Arc Fault Detection

Arc Fault Detection Devices

PROVIDING COMPLETE CIRCUIT PROTECTION

Recommended as a means of providing additional protection against fire

Regulation 421.1.7 of BS 7671 has been introduced recommending the installation of arc fault detection devices (AFDDs) to mitigate the risk of fire in AC final circuits of a fixed installation due to the effects of arc fault currents.

Accidental Domestic Fires UK total: Approximately 19,300 Accidental domestic fires of electrical origin

Accidental electrical Dwelling Fires Accidental electrical dwelling Fires: 14,186 (53.4% of all accidental dwelling fires) | Of which caused by faulty appliances and leads: 3667 (25.9% of electrical fires)

Our AFDD protects against:

New Amendment 2 Changes

Arc fault detection devices SHALL BE used as a means of providing additional protection against fire

Regulation 421.1.7 has been redrafted requiring the use of arc fault detection devices (AFDDs) to mitigate the risk of fire in AC final circuits of a fixed installation due to the effects of arc fault currents.

Regulation 421.1.7 (Updated 2022)

AFDDs conforming to BS EN 62606 shall be provided for single-phase AC final circuits supplying socket-outlets with a rated current not exceeding 32A in:

  • Higher Risk Residential Buildings (HRRB)
  • House of Multiple Occupancy (HMO)
  • Purpose-built student accommodation
  • Care Homes

Note 1: HRRBs are assumed to be residential buildings over 18m in height or in excess of six storeys.

For all other premises, the use of AFDDs is recommended for single-phase AC final circuits supplying socket-outlets not exceeding 32A.

Where used, AFDDs shall be placed at the origin of the circuit to be protected.

What is an Arc Fault?

An arc-fault occurs when loose or corroded connections make intermittent contact and causes sparking or arcing between the connections. This translates into heat, which will break down the insulations of the wire and potentially trigger an electrical fire. Such arc’s can range in power and vary a great deal in strength and duration. 

Types of Arc Faults

Parallel arc faults are found with damage caused to insulation which allows current to flow between conductors, usually between phase and neutral.

Series arc faults are found in loose terminal connections, damaged cords or frayed/damaged conductors. These arc’s are created in one conductor only, either phase or neutral.

What is an Arc Fault Detection Device (AFDD)?

Arc Fault Detection Devices use digital electronics to analyse the waveform of an A.C. circuit to detect arc faults.
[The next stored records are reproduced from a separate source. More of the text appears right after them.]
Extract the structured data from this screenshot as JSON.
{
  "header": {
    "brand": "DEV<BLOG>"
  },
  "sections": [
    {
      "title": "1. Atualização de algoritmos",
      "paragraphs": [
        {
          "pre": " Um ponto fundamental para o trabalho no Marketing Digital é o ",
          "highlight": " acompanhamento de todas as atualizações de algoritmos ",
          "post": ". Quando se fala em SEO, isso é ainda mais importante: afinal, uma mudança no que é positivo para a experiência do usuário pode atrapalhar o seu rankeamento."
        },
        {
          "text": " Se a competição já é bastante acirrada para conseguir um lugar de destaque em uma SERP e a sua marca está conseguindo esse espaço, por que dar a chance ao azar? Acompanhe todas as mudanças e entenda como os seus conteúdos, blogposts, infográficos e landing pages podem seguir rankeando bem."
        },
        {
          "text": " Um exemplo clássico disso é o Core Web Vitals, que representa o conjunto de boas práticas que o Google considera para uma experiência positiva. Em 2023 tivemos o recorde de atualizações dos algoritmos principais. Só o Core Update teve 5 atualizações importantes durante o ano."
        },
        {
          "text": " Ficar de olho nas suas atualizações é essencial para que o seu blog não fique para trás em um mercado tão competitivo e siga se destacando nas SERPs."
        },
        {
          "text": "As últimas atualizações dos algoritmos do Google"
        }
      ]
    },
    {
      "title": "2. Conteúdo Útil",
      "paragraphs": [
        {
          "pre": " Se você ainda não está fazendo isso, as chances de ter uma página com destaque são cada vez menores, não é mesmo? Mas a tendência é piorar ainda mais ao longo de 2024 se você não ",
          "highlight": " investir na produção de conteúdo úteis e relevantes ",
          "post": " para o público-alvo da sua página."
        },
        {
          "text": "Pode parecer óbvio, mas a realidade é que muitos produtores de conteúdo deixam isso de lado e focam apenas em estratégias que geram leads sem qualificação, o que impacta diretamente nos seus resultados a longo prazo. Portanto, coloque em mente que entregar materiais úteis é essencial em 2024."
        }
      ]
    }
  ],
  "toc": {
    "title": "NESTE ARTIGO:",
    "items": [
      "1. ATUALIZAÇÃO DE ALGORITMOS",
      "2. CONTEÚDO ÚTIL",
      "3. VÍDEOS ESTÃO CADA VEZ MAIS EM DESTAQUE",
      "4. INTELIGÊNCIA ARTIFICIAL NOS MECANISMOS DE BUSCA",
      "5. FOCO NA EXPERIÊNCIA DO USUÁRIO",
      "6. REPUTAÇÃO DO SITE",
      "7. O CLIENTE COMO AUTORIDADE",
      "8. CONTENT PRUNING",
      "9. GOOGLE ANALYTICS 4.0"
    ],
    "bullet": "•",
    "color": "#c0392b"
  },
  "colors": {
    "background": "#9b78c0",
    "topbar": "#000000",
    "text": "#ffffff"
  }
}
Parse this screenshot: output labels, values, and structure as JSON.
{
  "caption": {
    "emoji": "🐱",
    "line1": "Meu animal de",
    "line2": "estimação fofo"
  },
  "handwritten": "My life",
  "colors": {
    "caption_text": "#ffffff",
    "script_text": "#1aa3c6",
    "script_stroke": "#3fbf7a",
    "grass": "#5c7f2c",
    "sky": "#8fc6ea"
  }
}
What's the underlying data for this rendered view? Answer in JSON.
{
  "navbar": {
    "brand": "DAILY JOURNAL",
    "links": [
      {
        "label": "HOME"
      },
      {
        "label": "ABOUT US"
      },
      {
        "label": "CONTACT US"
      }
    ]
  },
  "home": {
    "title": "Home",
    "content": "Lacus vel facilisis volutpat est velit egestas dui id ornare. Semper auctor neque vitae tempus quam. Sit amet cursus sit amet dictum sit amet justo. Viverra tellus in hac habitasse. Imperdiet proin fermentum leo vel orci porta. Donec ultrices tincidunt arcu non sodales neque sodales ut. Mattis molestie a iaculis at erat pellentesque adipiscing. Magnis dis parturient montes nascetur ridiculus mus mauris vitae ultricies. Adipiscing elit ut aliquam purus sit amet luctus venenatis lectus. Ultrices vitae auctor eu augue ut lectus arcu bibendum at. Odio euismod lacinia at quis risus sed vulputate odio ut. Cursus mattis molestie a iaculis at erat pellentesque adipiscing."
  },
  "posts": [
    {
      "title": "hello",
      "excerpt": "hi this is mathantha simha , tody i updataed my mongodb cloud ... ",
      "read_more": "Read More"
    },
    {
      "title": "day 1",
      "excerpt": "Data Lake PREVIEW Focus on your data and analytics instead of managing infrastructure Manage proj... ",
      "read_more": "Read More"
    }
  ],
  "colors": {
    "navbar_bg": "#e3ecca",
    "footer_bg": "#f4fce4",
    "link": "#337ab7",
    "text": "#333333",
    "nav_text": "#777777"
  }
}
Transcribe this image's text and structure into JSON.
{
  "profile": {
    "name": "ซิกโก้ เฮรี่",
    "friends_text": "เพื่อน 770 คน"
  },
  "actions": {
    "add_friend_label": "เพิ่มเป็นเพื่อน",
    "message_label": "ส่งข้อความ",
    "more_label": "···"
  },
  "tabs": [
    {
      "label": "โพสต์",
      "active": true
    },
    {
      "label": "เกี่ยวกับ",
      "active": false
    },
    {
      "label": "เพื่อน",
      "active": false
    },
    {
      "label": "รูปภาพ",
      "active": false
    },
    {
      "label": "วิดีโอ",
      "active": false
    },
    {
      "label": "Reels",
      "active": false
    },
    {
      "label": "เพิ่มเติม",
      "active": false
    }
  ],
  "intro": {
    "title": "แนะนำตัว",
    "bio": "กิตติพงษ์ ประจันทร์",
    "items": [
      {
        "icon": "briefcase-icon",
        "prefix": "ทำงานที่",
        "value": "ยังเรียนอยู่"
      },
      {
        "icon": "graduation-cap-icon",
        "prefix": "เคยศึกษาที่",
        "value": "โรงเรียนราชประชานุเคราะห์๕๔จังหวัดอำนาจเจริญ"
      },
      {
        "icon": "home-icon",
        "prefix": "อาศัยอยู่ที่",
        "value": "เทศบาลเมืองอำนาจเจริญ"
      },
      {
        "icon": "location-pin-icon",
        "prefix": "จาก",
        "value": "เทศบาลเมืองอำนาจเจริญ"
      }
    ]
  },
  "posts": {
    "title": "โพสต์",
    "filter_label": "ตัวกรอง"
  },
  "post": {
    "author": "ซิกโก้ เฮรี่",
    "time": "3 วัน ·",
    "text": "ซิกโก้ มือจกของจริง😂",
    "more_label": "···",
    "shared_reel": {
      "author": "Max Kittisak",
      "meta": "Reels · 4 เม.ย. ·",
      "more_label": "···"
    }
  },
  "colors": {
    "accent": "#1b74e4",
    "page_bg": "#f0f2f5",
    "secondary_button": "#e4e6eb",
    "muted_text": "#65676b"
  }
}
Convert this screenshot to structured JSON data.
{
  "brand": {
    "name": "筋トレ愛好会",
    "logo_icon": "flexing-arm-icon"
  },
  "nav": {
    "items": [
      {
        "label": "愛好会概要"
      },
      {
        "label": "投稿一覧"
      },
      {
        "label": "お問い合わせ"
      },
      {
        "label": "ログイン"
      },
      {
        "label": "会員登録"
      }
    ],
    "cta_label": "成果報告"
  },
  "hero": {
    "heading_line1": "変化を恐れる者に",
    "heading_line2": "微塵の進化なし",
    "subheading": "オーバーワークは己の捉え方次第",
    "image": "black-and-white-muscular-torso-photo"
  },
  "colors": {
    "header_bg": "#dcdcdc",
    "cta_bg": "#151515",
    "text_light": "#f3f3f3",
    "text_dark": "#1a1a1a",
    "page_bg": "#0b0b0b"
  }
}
The device continuously monitors the circuit for different variations including the duration of an arc and the waveform. Once the device detects an irregular fault the device trips and disconnects the circuit, reducing the chance of it over heating and potentially causing an electrical fire.

What is an AFR?

The M2 AFR is an arc fault detection device combined with short circuit, overload and earth leakage detection.

Installer Guidance

If used, an AFDD/AFR shall be placed at the origin of the circuit. Examples of use: premises with sleeping accommodation; where there is risk of fire; combustible construction materials; fire propagating structures; locations with endangering of irreplaceable goods.

Potential Causes of an Arc Fault Could be?

Trapped/Damaged Cables

Loose Terminations

Cable Wear

Damage Caused by Construction Work

Detection Characteristics

When all three inputs are simultaneously sustained for at least 100mS, the AFDD will trip. This maximises arc fault detection whilst minimising the risk of nuisance tripping.

A sustainable current of a certain magnitude

A minimum number of consecutive half cycles of arcing conditions

Presence of Hi-Lo asymmetrical frequency components

Technical Information

Tripping Characteristics

Tripping Characteristics M2